Exercise:
Search the material for "Send" and copy each line in which it is found.

Data excerpts:
■ ■ ■ ■ ■ ■ ■

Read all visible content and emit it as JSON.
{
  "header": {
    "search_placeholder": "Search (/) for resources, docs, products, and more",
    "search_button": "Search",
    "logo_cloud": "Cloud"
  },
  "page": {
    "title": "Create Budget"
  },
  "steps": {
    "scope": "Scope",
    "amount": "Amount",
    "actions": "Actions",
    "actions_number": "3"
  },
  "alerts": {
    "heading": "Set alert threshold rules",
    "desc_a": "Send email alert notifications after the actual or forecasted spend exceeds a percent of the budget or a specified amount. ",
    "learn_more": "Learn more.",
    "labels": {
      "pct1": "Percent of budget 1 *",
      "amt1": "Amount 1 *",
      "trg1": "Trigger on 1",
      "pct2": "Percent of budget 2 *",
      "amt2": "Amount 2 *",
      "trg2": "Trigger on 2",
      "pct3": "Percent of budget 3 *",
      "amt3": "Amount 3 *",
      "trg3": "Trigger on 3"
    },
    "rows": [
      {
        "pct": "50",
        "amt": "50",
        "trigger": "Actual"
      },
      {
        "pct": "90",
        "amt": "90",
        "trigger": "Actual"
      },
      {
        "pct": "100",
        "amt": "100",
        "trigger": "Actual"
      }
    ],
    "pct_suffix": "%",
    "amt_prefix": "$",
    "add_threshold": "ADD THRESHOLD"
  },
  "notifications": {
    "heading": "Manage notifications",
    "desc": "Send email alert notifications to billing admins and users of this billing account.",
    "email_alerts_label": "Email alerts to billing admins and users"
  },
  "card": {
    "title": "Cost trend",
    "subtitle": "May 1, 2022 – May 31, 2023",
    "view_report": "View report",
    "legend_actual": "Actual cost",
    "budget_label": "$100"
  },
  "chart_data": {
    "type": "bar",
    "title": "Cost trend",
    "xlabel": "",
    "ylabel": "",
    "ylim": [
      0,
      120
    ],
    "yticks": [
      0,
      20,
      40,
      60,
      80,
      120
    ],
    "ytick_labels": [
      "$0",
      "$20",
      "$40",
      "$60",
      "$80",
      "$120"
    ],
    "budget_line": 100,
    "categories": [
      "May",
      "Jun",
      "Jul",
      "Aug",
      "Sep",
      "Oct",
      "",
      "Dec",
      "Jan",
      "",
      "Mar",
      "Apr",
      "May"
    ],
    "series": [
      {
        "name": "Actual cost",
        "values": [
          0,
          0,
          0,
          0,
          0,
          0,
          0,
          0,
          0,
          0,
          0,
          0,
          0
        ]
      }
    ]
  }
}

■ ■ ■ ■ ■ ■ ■

Expected output:
    "desc_a": "Send email alert notifications after the actual or forecasted spend exceeds a percent of the budget or a specified amount. ",
    "desc": "Send email alert notifications to billing admins and users of this billing account.",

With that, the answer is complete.